What are Triggers?
Triggers are stimuli that can set off a mast cell response, potentially leading to a mast cell attack. Avoidance of various triggers (things that can set off a mast cell attack) can do much to improve quality of life and reduce the need for medication, but that is often easier said than done, as the triggers can be almost anything, including:
|· Alcohol||· Friction|
|· Anesthetic agents||· Heat|
|· Antibiotics||· Infection with viruses, bacteria or fungi|
|· Bacteria or fungi||· Mold|
|· Certain foods||· MSG|
|· Cold||· Narcotics|
|· Colors & flavorings in foods||· Perfumes|
|· Colors & flavorings in medicines||· Pesticides|
|· Emotional upset||· Plasma expanders (i.e. dextran)|
|· Environmental toxins||· Preservatives|
|· Exercise||· Room freshener sprays|
|· Fatigue||· Stress|
|· Fever||· Sunlight|
There is great variation from person to person in what is a trigger, and even within the same person. The triggers may change day-to-day – that is, heat may set off an attack on one day, but not on other days. The above list is not complete, but is meant to show the wide range of triggers that affect mast cells.
Some people with the indolent form of Mastocytosis, and/or people with Mast Cell Activation Disorder or Syndrome, have been told by some physicians that they can expect a nearly normal life expectancy, as long as they keep themselves as stable as possible by avoiding triggers and taking medications as prescribed. However, since it is not clear what is causing mast cell activation in patients with MCAD, this may not apply. Mast Cell Diseases are extremely unpredictable, and some people can very quickly develop acute symptoms that may require immediate medical attention. That is why it is advisable to stay within range of a medical facility, and to carry a written protocol from your Mast Cell Disease specialist for emergency care.
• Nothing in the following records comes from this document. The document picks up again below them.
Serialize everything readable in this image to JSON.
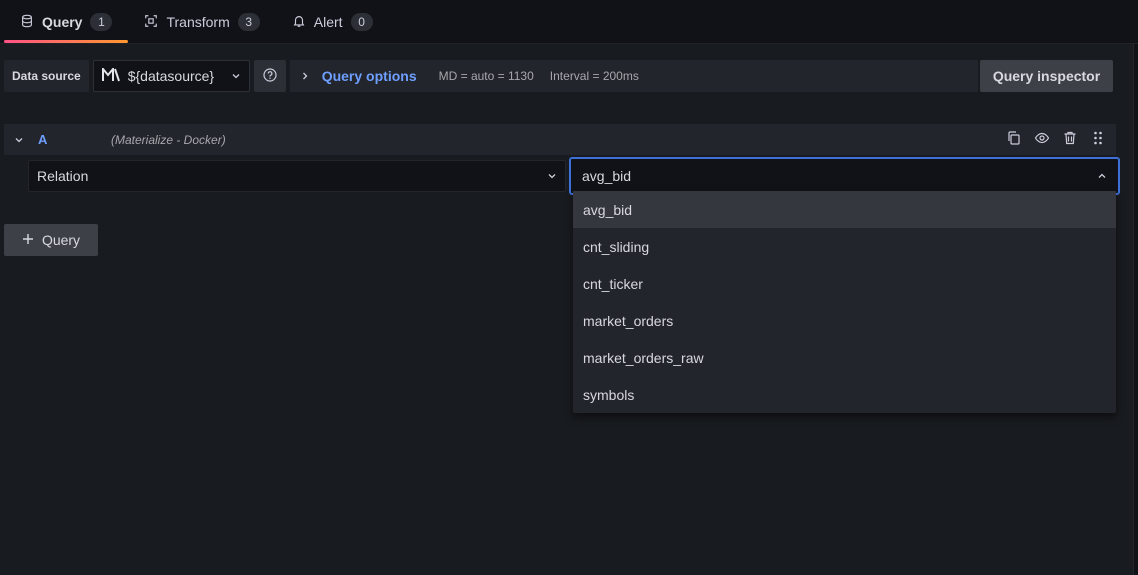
{
  "tabs": [
    {
      "label": "Query",
      "count": "1",
      "icon": "database-icon",
      "active": true
    },
    {
      "label": "Transform",
      "count": "3",
      "icon": "transform-icon",
      "active": false
    },
    {
      "label": "Alert",
      "count": "0",
      "icon": "bell-icon",
      "active": false
    }
  ],
  "toolbar": {
    "datasource_label": "Data source",
    "datasource_value": "${datasource}",
    "query_options_label": "Query options",
    "md_text": "MD = auto = 1130",
    "interval_text": "Interval = 200ms",
    "inspector_label": "Query inspector"
  },
  "query": {
    "ref_id": "A",
    "datasource_note": "(Materialize - Docker)",
    "relation_label": "Relation",
    "relation_value": "avg_bid",
    "options": [
      "avg_bid",
      "cnt_sliding",
      "cnt_ticker",
      "market_orders",
      "market_orders_raw",
      "symbols"
    ],
    "highlighted": "avg_bid"
  },
  "add_query_label": "Query",
  "colors": {
    "accent": "#6e9fff",
    "focus_border": "#3d71d9",
    "tab_underline_start": "#ff5286",
    "tab_underline_end": "#ff9830"
  }
}
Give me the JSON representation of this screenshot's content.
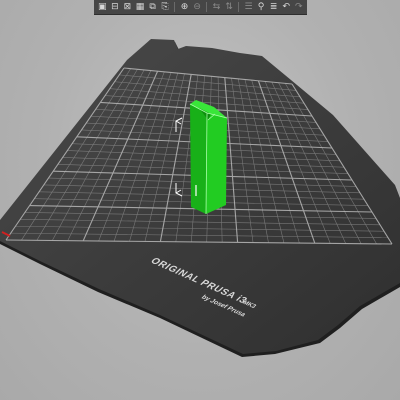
{
  "app": {
    "view": "3d-editor"
  },
  "toolbar": {
    "tools": [
      {
        "name": "add-icon",
        "glyph": "▣"
      },
      {
        "name": "delete-icon",
        "glyph": "⊟"
      },
      {
        "name": "delete-all-icon",
        "glyph": "⊠"
      },
      {
        "name": "arrange-icon",
        "glyph": "▦"
      },
      {
        "name": "copy-icon",
        "glyph": "⧉"
      },
      {
        "name": "paste-icon",
        "glyph": "⎘"
      },
      {
        "name": "add-instance-icon",
        "glyph": "⊕"
      },
      {
        "name": "remove-instance-icon",
        "glyph": "⊖"
      },
      {
        "name": "split-objects-icon",
        "glyph": "⇆"
      },
      {
        "name": "split-parts-icon",
        "glyph": "⇅"
      },
      {
        "name": "variable-layer-height-icon",
        "glyph": "☰"
      },
      {
        "name": "search-icon",
        "glyph": "⚲"
      },
      {
        "name": "layers-icon",
        "glyph": "≣"
      },
      {
        "name": "undo-icon",
        "glyph": "↶"
      },
      {
        "name": "redo-icon",
        "glyph": "↷"
      }
    ]
  },
  "bed": {
    "brand_line": "ORIGINAL PRUSA i3",
    "model": "MK3",
    "byline": "by Josef Prusa"
  },
  "colors": {
    "bed_surface": "#3a3a3a",
    "bed_edge": "#1e1e1e",
    "grid_line": "#8d8d8d",
    "object_green": "#16c516",
    "object_highlight": "#ffffff",
    "origin_marker": "#d02020"
  }
}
How Are Mast Cell Diseases Diagnosed?
Mast cell diseases can be diagnosed by:
- Blood tests
- Bone marrow biopsies with aspirate flow cytometry
- Bone scans
- Careful evaluation of response to treatment
- Radiologic scans
- Skin biopsies
How Are Mast Cell Diseases Treated?
While a few people manage to remain stable and healthy by avoiding dietary and environmental triggers, many people with mast cell disease take a medication protocol that involves some or all of the following:
- H1 blockers – antihistamines like hydroxyzine (Atarax®), diphenhydramine (Benadryl®), or Doxepin®
- H2 blockers – antihistamines like ranitidine (Zantac®) or famotidine (Pepcid®)
- Leukotriene inhibitors like Singulair®, Accolate®, or Zyflo®
- Mast cell stabilizers like oral cromolyn sodium (Gastrocrom®) or Ketotifen (Apo®-Ketotifen, Zaditen®)
In addition, many people require:
- A proton pump inhibitor like omeprazole (Prilosec®), esomeprozole magnesium (Nexium®), or lansoprozole (Prevacid®)
- Inhaled bronchodilators such as Albuterol (Ventolin®)
More aggressive forms of the disease may require the use of chemotherapeutic agents and/or cytoreductive therapies. Further information about the use of these agents in treating mast cell diseases can be found at cancer treatment centers.